Reinhold was born on June 21, 1892 in Wright City, Missouri. After graduating from college, seminary, and Yale University, he was ordained a Protestant minister, he served for a time in Detroit, Michigan.
Reinhold was a most amazing man. He not only was a profound theologian, he was also an ethicist, political commentator, magazine editor, and eventually a university professor. In his life, he saw so many changes affecting the common person, especially men, and these changes were harming men’s lives. Specifically, he saw how the Industrial Revolution was forcing men from the security of their homes and families and putting them on assembly lines as cogs in a wheel. Further, he also saw how male-only draft and combat laws were denying men the same right to life women enjoyed under the law.
While in Detroit, for example, he visited an automobile plant and observed an automobile factory. There, he saw men toiling in sweltering plants with deafening noise and mind-numbing sameness. He saw the end product was very far removed from the worker’s tasks. In short, he saw how the workers were living lives of quiet desperation, while their bosses raked in huge amounts of money while sitting in air-conditioned offices.
Reinhold not only was a keen observer of the social scene of his time, he was also a gifted writer. He wrote many scholarly books on his observations and insights. But probably the most famous piece Reinhold Niebuhr wrote was a short prayer for a sermon he gave at Heath Evangelical Union Church in Heath, Massachusetts in 1934. It was called the Serenity Prayer. Though the wording was changed a bit from its original, and though some have added lines to it, the most famous version was made popular by Alcoholics Anonymous and later movements that used the 12-Step way of spirituality. The popular version is:

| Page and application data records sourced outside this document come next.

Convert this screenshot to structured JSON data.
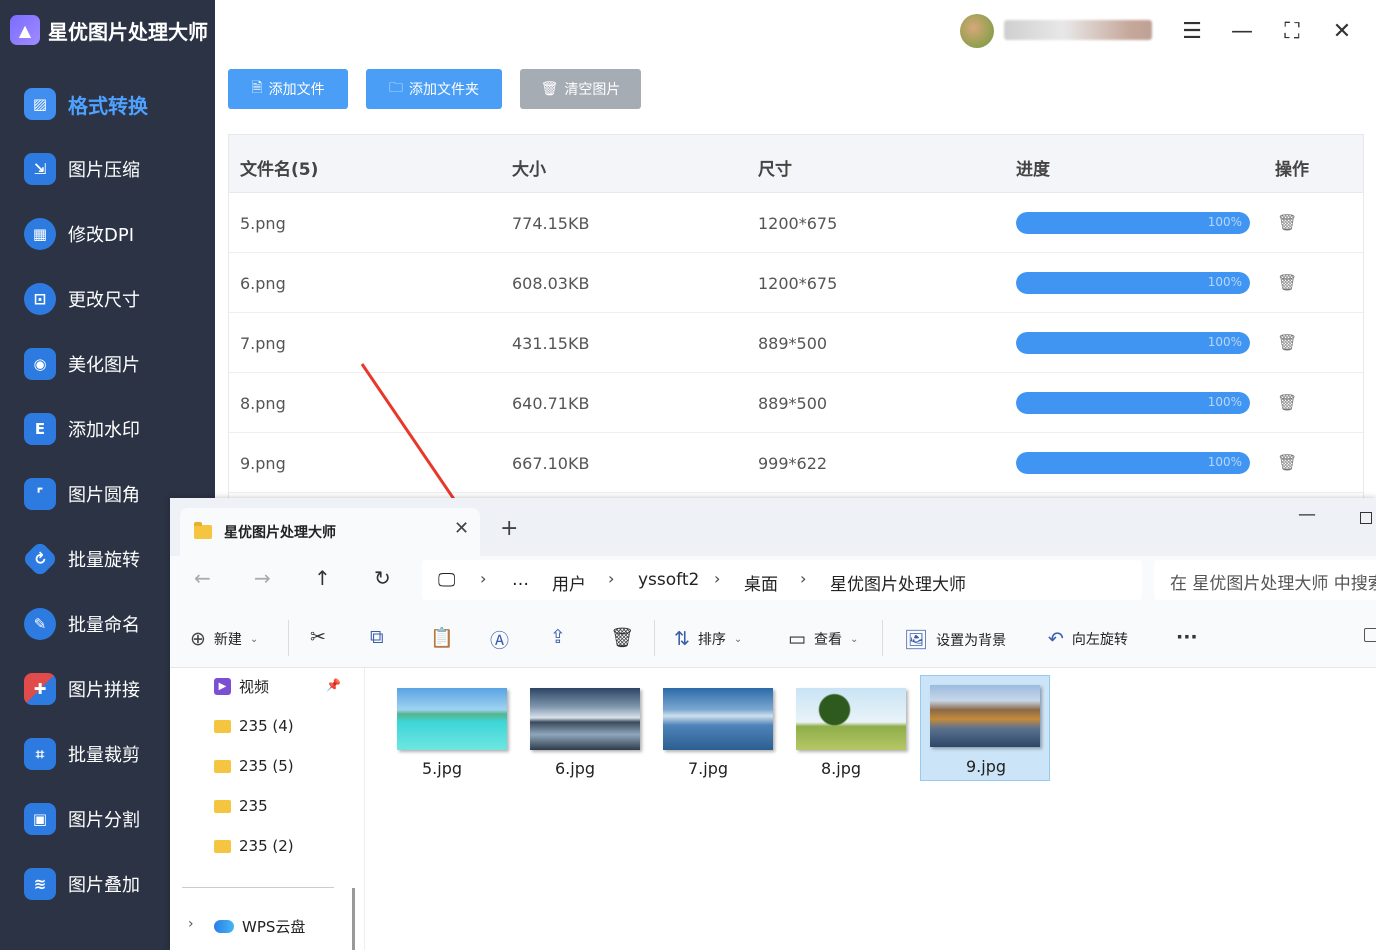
{
  "app": {
    "title": "星优图片处理大师",
    "logo_icon": "image-icon"
  },
  "sidebar": {
    "items": [
      {
        "label": "格式转换",
        "icon": "format-convert-icon",
        "color": "#3f8ef0",
        "active": true
      },
      {
        "label": "图片压缩",
        "icon": "compress-icon",
        "color": "#2d7be0"
      },
      {
        "label": "修改DPI",
        "icon": "dpi-icon",
        "color": "#2d7be0"
      },
      {
        "label": "更改尺寸",
        "icon": "resize-icon",
        "color": "#2d7be0"
      },
      {
        "label": "美化图片",
        "icon": "beautify-icon",
        "color": "#2d7be0"
      },
      {
        "label": "添加水印",
        "icon": "watermark-icon",
        "color": "#2d7be0"
      },
      {
        "label": "图片圆角",
        "icon": "round-corner-icon",
        "color": "#2d7be0"
      },
      {
        "label": "批量旋转",
        "icon": "rotate-icon",
        "color": "#2d7be0"
      },
      {
        "label": "批量命名",
        "icon": "rename-icon",
        "color": "#2d7be0"
      },
      {
        "label": "图片拼接",
        "icon": "puzzle-icon",
        "color": "#e04b4b"
      },
      {
        "label": "批量裁剪",
        "icon": "crop-icon",
        "color": "#2d7be0"
      },
      {
        "label": "图片分割",
        "icon": "split-icon",
        "color": "#2d7be0"
      },
      {
        "label": "图片叠加",
        "icon": "layers-icon",
        "color": "#2d7be0"
      }
    ]
  },
  "toolbar": {
    "add_file": "添加文件",
    "add_folder": "添加文件夹",
    "clear_images": "清空图片"
  },
  "table": {
    "headers": {
      "name": "文件名(5)",
      "size": "大小",
      "dims": "尺寸",
      "progress": "进度",
      "actions": "操作"
    },
    "rows": [
      {
        "name": "5.png",
        "size": "774.15KB",
        "dims": "1200*675",
        "progress": 100,
        "progress_text": "100%"
      },
      {
        "name": "6.png",
        "size": "608.03KB",
        "dims": "1200*675",
        "progress": 100,
        "progress_text": "100%"
      },
      {
        "name": "7.png",
        "size": "431.15KB",
        "dims": "889*500",
        "progress": 100,
        "progress_text": "100%"
      },
      {
        "name": "8.png",
        "size": "640.71KB",
        "dims": "889*500",
        "progress": 100,
        "progress_text": "100%"
      },
      {
        "name": "9.png",
        "size": "667.10KB",
        "dims": "999*622",
        "progress": 100,
        "progress_text": "100%"
      }
    ]
  },
  "explorer": {
    "tab_title": "星优图片处理大师",
    "breadcrumb": [
      "用户",
      "yssoft2",
      "桌面",
      "星优图片处理大师"
    ],
    "more_crumbs": "…",
    "search_placeholder": "在 星优图片处理大师 中搜索",
    "commands": {
      "new": "新建",
      "sort": "排序",
      "view": "查看",
      "set_background": "设置为背景",
      "rotate_left": "向左旋转",
      "more": "···"
    },
    "nav_items": [
      {
        "label": "视频",
        "type": "video"
      },
      {
        "label": "235 (4)",
        "type": "folder"
      },
      {
        "label": "235 (5)",
        "type": "folder"
      },
      {
        "label": "235",
        "type": "folder"
      },
      {
        "label": "235 (2)",
        "type": "folder"
      }
    ],
    "cloud_item": "WPS云盘",
    "files": [
      {
        "name": "5.jpg",
        "selected": false
      },
      {
        "name": "6.jpg",
        "selected": false
      },
      {
        "name": "7.jpg",
        "selected": false
      },
      {
        "name": "8.jpg",
        "selected": false
      },
      {
        "name": "9.jpg",
        "selected": true
      }
    ]
  },
  "colors": {
    "accent": "#4a9ef5",
    "sidebar_bg": "#2b3344",
    "active_nav": "#4ea1ff",
    "progress": "#3f95f1",
    "annotation_arrow": "#e8382a"
  }
}
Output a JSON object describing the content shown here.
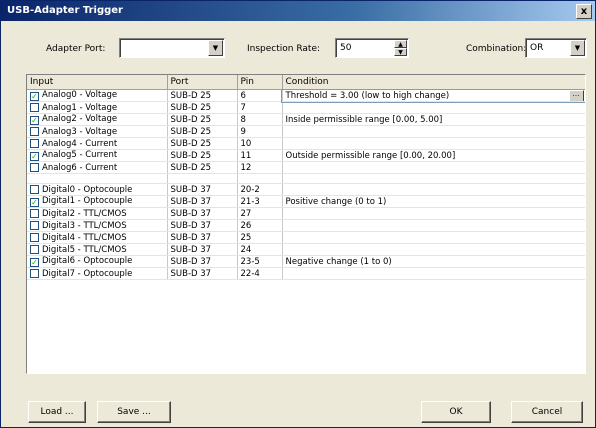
{
  "window": {
    "title": "USB-Adapter Trigger",
    "close_label": "x"
  },
  "toolbar": {
    "adapter_port_label": "Adapter Port:",
    "adapter_port_value": "",
    "inspection_rate_label": "Inspection Rate:",
    "inspection_rate_value": "50",
    "combination_label": "Combination:",
    "combination_value": "OR"
  },
  "grid": {
    "columns": [
      "Input",
      "Port",
      "Pin",
      "Condition"
    ],
    "rows": [
      {
        "checked": true,
        "input": "Analog0 - Voltage",
        "port": "SUB-D 25",
        "pin": "6",
        "condition": "Threshold = 3.00 (low to high change)",
        "editing": true
      },
      {
        "checked": false,
        "input": "Analog1 - Voltage",
        "port": "SUB-D 25",
        "pin": "7",
        "condition": ""
      },
      {
        "checked": true,
        "input": "Analog2 - Voltage",
        "port": "SUB-D 25",
        "pin": "8",
        "condition": "Inside permissible range [0.00, 5.00]"
      },
      {
        "checked": false,
        "input": "Analog3 - Voltage",
        "port": "SUB-D 25",
        "pin": "9",
        "condition": ""
      },
      {
        "checked": false,
        "input": "Analog4 - Current",
        "port": "SUB-D 25",
        "pin": "10",
        "condition": ""
      },
      {
        "checked": true,
        "input": "Analog5 - Current",
        "port": "SUB-D 25",
        "pin": "11",
        "condition": "Outside permissible range [0.00, 20.00]"
      },
      {
        "checked": false,
        "input": "Analog6 - Current",
        "port": "SUB-D 25",
        "pin": "12",
        "condition": ""
      },
      {
        "spacer": true
      },
      {
        "checked": false,
        "input": "Digital0 - Optocouple",
        "port": "SUB-D 37",
        "pin": "20-2",
        "condition": ""
      },
      {
        "checked": true,
        "input": "Digital1 - Optocouple",
        "port": "SUB-D 37",
        "pin": "21-3",
        "condition": "Positive change (0 to 1)"
      },
      {
        "checked": false,
        "input": "Digital2 - TTL/CMOS",
        "port": "SUB-D 37",
        "pin": "27",
        "condition": ""
      },
      {
        "checked": false,
        "input": "Digital3 - TTL/CMOS",
        "port": "SUB-D 37",
        "pin": "26",
        "condition": ""
      },
      {
        "checked": false,
        "input": "Digital4 - TTL/CMOS",
        "port": "SUB-D 37",
        "pin": "25",
        "condition": ""
      },
      {
        "checked": false,
        "input": "Digital5 - TTL/CMOS",
        "port": "SUB-D 37",
        "pin": "24",
        "condition": ""
      },
      {
        "checked": true,
        "input": "Digital6 - Optocouple",
        "port": "SUB-D 37",
        "pin": "23-5",
        "condition": "Negative change (1 to 0)"
      },
      {
        "checked": false,
        "input": "Digital7 - Optocouple",
        "port": "SUB-D 37",
        "pin": "22-4",
        "condition": ""
      }
    ]
  },
  "buttons": {
    "load": "Load ...",
    "save": "Save ...",
    "ok": "OK",
    "cancel": "Cancel"
  },
  "icons": {
    "checkbox": "checkmark-icon",
    "dropdown": "chevron-down-icon",
    "ellipsis": "ellipsis-icon"
  }
}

God, grant me the serenity to accept the things I cannot change,
Courage to change the things I can,
And wisdom to know the difference.

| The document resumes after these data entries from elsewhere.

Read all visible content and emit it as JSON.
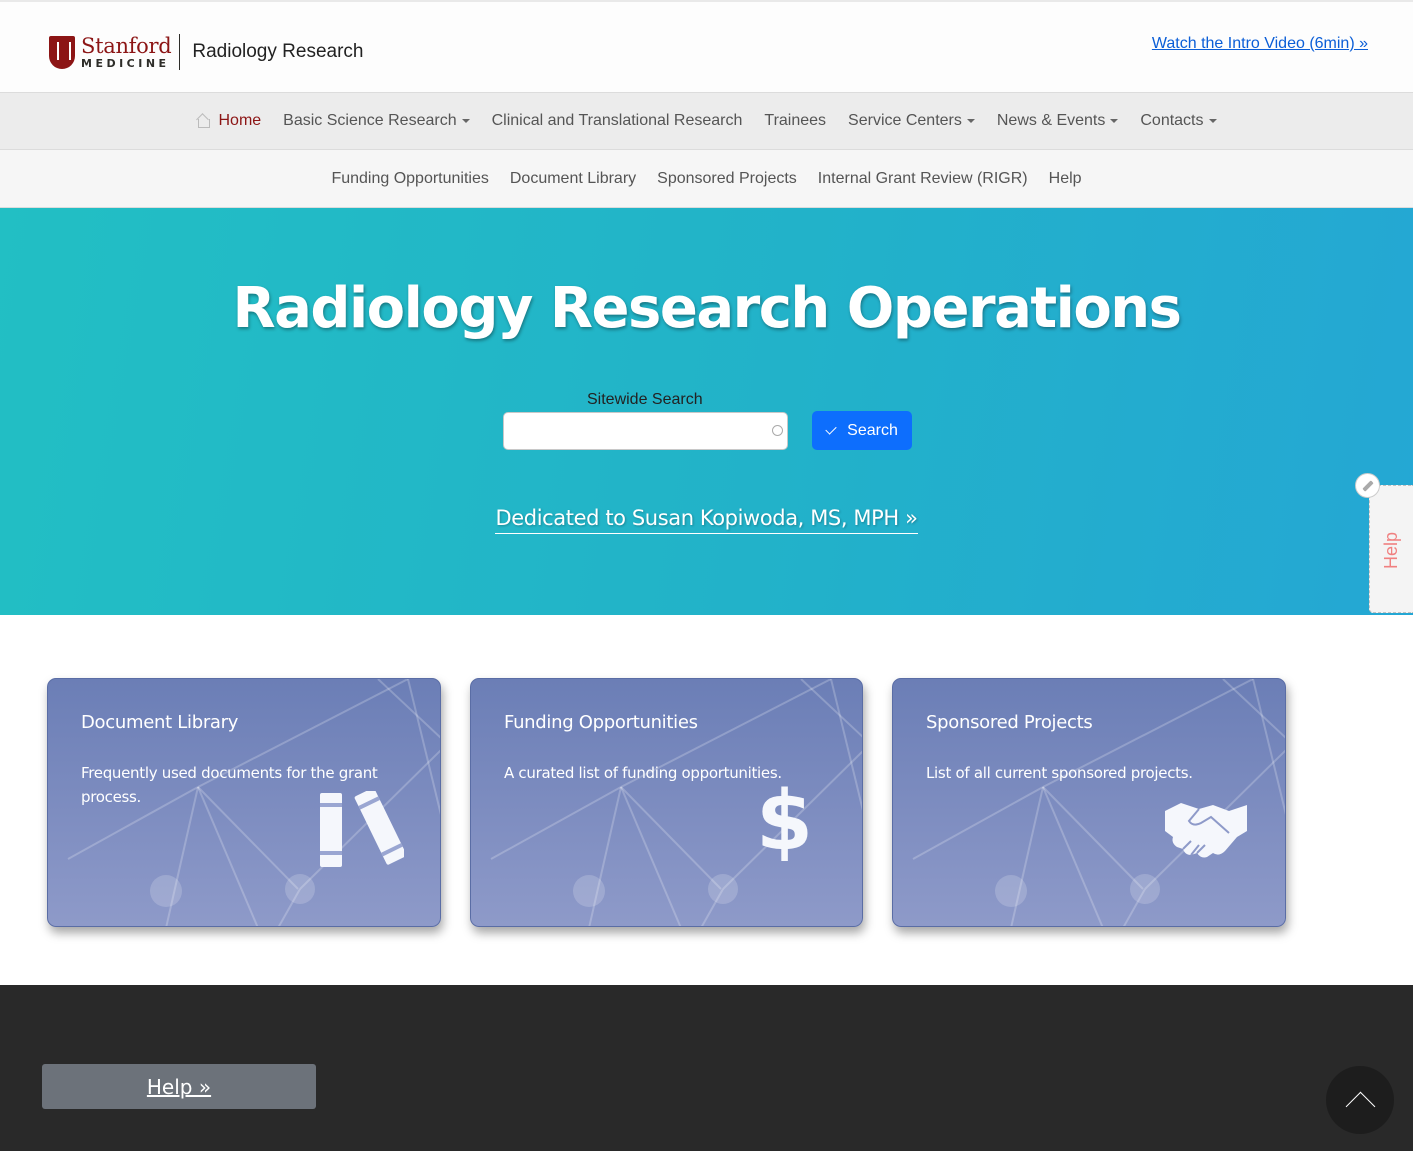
{
  "header": {
    "logo_stanford": "Stanford",
    "logo_medicine": "MEDICINE",
    "site_name": "Radiology Research",
    "intro_link": "Watch the Intro Video (6min) »"
  },
  "nav_primary": [
    {
      "label": "Home",
      "active": true,
      "icon": "home-icon"
    },
    {
      "label": "Basic Science Research",
      "dropdown": true
    },
    {
      "label": "Clinical and Translational Research"
    },
    {
      "label": "Trainees"
    },
    {
      "label": "Service Centers",
      "dropdown": true
    },
    {
      "label": "News & Events",
      "dropdown": true
    },
    {
      "label": "Contacts",
      "dropdown": true
    }
  ],
  "nav_secondary": [
    {
      "label": "Funding Opportunities"
    },
    {
      "label": "Document Library"
    },
    {
      "label": "Sponsored Projects"
    },
    {
      "label": "Internal Grant Review (RIGR)"
    },
    {
      "label": "Help"
    }
  ],
  "hero": {
    "title": "Radiology Research Operations",
    "search_label": "Sitewide Search",
    "search_value": "",
    "search_button": "Search",
    "dedication": "Dedicated to Susan Kopiwoda, MS, MPH »"
  },
  "side_help": {
    "label": "Help"
  },
  "cards": [
    {
      "title": "Document Library",
      "description": "Frequently used documents for the grant process.",
      "icon": "books-icon"
    },
    {
      "title": "Funding Opportunities",
      "description": "A curated list of funding opportunities.",
      "icon": "dollar-icon"
    },
    {
      "title": "Sponsored Projects",
      "description": "List of all current sponsored projects.",
      "icon": "handshake-icon"
    }
  ],
  "footer": {
    "help_link": "Help »"
  },
  "colors": {
    "brand": "#8c1515",
    "link": "#0b5ed7",
    "button": "#0d6efd",
    "footer": "#292929"
  }
}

In my life, I have found this prayer to be one of the most helpful prayers I have ever heard or used. At first, I could not understand why one would pray for “serenity.” Then it occurred to me: one prays for what one does not have, not for what one has. Thus, this prayer is especially appropriate in times of trouble and turmoil, in those times when one lacks serenity and is filled anxiety, worry or fear.
This also reminds us to distinguish between what we can change – or control, and what we cannot change – or control. Once we grasp this, our anxiety is greatly reduced.
For example, we cannot change or control people. We can’t change government officials, police departments, or institutions. At least, we cannot change these things by ourselves.
We can, however, change or control to a very large degree, our behavior. Thus, we can do the best job possible raising our children and teaching them to love God. We can do our jobs as best we can. We can show our love to family, friends, and neighbors. We can go to school to learn a trade. We can pray. All of these was can control
Once we distinguish between what we cannot change or control, and what we can, we will be amazed at how filled with serenity – or peacefulness – we will experience.
And that is the good news I have for you on this Eighth Sunday in Ordinary Time, 2017.
“Reinhold Niebuhr,” Wikipedia, September 23, 2017.